So when Ooi (www.jeffooi.com) went on his walkabouts while campaigning, all he heard was a call for change. He told an online magazine that eye contact with potential voters helped online donations for his campaign. On her blog (elizabethwong.wordpress.com), Wong spoke of a new dawn in her state, Selangor. “We need your help and inputs. We need honest, committed residents to fill in the blanks and vacancies… We have to deliver,” she wrote
after winning the assembly seat.
We too are getting into an election year. Will we see bloggers winning Parliament and assembly seats in India over the next several polls when we vote in state and general elections? Maybe not, largely because the Internet is still an urban phenomenon and most of India lives in villages where large chunks have no access to computers. In our Hindi and southern heartlands, news still travels through newspapers and not through television. And in a vast country like ours it is probably difficult to identify star political bloggers.
In cities, however, the Internet could shape public opinion with bloggers highlighting issues of concern to people at a local than the national level. But it would still be a baby-steps start, one that would take time to replace the traditional methods of campaigning — blaring loudspeakers, public meetings, hoardings and leaflets that abound in election season.

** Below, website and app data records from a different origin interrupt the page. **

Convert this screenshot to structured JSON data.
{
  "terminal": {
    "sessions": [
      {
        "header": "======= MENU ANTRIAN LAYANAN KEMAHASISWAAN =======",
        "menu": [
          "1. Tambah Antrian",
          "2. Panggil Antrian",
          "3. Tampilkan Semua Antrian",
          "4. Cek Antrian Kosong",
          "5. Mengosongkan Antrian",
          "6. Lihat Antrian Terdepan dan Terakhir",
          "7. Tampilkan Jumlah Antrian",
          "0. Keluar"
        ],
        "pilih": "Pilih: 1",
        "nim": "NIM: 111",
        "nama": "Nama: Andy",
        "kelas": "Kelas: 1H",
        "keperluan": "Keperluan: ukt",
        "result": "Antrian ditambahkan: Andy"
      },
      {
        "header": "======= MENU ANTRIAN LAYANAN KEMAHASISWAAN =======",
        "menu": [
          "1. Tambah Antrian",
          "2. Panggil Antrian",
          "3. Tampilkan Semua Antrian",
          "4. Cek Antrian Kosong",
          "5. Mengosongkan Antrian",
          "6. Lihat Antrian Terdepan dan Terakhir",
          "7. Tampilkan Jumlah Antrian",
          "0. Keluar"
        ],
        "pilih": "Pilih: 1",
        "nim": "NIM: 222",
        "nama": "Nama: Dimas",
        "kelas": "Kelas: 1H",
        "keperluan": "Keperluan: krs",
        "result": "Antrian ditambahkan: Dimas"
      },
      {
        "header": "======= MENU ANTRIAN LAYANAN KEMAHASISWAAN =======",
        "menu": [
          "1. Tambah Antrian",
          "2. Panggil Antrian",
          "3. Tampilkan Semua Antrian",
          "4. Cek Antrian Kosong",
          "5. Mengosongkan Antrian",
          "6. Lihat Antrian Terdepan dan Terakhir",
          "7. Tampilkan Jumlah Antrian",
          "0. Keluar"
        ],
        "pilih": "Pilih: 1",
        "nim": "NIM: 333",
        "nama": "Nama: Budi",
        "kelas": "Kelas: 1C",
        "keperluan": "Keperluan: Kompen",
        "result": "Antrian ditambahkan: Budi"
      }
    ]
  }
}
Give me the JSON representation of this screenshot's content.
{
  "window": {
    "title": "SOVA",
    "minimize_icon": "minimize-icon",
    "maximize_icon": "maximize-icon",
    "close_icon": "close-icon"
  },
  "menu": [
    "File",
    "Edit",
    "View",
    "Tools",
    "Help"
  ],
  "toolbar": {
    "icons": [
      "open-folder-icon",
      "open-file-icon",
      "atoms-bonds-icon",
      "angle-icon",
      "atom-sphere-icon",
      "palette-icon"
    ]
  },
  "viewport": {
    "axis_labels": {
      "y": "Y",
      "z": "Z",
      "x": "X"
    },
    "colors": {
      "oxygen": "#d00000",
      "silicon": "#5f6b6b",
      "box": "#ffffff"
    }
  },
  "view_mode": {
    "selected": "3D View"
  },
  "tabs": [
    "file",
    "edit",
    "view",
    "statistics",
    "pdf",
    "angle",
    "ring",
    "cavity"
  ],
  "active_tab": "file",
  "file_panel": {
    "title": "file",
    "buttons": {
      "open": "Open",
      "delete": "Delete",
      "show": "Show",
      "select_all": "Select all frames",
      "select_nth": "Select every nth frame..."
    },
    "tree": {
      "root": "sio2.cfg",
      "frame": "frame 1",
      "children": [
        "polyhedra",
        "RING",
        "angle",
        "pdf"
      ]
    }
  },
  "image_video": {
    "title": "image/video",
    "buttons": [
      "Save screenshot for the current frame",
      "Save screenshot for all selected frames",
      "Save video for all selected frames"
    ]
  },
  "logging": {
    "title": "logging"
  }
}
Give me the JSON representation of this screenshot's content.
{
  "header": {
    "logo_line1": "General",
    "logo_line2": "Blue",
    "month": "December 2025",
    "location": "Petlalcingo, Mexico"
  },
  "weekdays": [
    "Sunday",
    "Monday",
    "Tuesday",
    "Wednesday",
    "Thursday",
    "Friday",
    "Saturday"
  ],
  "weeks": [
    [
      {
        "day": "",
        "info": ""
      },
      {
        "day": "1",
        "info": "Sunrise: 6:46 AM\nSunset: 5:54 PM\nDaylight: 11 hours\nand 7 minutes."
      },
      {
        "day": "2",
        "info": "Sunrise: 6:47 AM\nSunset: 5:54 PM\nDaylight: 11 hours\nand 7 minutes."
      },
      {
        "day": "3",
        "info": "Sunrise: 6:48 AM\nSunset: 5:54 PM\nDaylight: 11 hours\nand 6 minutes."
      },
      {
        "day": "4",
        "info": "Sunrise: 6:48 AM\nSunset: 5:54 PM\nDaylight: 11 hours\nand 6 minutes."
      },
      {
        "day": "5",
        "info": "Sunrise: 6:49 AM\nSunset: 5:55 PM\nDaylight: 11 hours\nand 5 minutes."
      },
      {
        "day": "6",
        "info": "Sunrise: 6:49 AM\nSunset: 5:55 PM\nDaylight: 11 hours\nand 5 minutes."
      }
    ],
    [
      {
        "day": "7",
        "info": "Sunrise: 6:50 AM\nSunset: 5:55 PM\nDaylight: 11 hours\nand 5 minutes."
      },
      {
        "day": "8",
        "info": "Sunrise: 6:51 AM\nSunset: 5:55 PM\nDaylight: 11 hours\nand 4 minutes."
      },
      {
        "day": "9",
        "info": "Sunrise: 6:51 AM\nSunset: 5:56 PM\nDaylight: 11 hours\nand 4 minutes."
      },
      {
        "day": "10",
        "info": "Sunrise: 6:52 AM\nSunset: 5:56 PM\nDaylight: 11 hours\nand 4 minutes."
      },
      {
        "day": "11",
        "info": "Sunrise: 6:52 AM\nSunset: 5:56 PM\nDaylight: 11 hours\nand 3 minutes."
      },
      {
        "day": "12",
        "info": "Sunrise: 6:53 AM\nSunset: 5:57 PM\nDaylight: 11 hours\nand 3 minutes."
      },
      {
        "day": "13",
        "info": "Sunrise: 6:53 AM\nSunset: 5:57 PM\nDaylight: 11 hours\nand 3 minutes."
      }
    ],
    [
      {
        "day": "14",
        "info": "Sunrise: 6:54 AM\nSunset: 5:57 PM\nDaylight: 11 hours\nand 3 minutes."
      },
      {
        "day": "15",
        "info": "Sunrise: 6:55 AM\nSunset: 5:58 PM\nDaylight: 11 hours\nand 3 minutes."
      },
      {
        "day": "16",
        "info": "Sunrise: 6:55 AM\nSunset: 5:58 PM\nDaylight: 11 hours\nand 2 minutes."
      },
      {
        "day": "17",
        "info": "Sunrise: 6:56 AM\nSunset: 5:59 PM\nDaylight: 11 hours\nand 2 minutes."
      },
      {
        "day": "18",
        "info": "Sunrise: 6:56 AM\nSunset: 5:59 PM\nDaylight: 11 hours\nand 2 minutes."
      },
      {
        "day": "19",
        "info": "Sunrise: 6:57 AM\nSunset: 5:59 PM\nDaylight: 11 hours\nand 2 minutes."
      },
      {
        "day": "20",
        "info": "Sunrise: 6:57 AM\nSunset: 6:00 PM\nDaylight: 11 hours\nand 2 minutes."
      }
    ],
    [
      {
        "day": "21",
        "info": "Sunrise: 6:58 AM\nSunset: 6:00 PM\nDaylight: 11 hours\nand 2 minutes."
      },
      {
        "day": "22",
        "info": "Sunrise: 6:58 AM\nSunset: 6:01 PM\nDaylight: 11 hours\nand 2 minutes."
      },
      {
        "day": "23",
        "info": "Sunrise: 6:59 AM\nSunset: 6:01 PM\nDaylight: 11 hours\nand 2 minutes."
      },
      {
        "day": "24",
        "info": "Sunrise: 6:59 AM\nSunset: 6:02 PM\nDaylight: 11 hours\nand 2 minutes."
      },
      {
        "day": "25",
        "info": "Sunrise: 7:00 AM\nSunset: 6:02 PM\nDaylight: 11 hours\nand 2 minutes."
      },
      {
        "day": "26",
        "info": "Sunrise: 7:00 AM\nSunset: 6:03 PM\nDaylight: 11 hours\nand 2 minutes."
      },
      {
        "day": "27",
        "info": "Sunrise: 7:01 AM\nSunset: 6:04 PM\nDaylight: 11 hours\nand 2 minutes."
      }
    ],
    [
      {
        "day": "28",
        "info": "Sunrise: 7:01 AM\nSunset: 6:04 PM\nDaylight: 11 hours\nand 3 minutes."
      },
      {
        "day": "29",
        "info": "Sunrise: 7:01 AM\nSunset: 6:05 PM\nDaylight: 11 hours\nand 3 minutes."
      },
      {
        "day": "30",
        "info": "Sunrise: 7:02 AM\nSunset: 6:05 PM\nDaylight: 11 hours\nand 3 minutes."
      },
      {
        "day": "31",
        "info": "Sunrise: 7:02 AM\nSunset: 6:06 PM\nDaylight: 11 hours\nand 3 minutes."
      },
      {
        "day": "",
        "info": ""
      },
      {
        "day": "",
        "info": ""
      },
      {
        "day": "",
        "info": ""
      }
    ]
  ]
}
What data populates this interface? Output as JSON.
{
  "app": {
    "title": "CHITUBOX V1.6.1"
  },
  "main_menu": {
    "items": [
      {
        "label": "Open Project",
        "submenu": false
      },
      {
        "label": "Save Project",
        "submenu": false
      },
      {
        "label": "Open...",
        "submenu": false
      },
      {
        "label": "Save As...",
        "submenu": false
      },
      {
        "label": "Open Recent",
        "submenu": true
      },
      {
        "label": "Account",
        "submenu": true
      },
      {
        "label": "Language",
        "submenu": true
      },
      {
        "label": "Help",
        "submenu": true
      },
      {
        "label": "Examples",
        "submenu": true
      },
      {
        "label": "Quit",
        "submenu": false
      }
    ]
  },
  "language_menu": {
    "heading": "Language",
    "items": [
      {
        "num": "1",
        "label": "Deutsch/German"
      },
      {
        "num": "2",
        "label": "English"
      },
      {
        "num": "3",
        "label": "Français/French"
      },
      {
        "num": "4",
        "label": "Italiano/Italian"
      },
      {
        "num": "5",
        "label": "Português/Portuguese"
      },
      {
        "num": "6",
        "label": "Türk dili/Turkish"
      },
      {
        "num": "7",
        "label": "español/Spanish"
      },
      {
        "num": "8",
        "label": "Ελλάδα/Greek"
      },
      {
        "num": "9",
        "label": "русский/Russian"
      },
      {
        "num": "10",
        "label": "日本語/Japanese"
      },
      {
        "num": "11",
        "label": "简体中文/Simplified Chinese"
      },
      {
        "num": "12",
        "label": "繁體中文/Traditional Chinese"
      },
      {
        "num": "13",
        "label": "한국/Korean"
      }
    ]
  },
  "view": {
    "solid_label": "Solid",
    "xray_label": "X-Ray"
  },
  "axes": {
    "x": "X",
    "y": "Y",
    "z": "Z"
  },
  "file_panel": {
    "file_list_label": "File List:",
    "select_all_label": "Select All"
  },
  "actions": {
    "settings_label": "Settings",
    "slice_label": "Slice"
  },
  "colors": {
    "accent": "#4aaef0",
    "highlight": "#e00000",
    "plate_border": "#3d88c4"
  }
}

But the young urban voter — who’s mostly cynical about and disinterested in government and governance — can be targeted by bloggers, as they would appeal to their technologically savvy minds. In Malaysia, only one in five have access to the Internet, according to official data. In India, while the overall penetration is extremely poor, urban pockets score well in terms of computer population. That means the ability to reach out to the young is high and can be exploited by eager bloggers who might want to find their way into politics.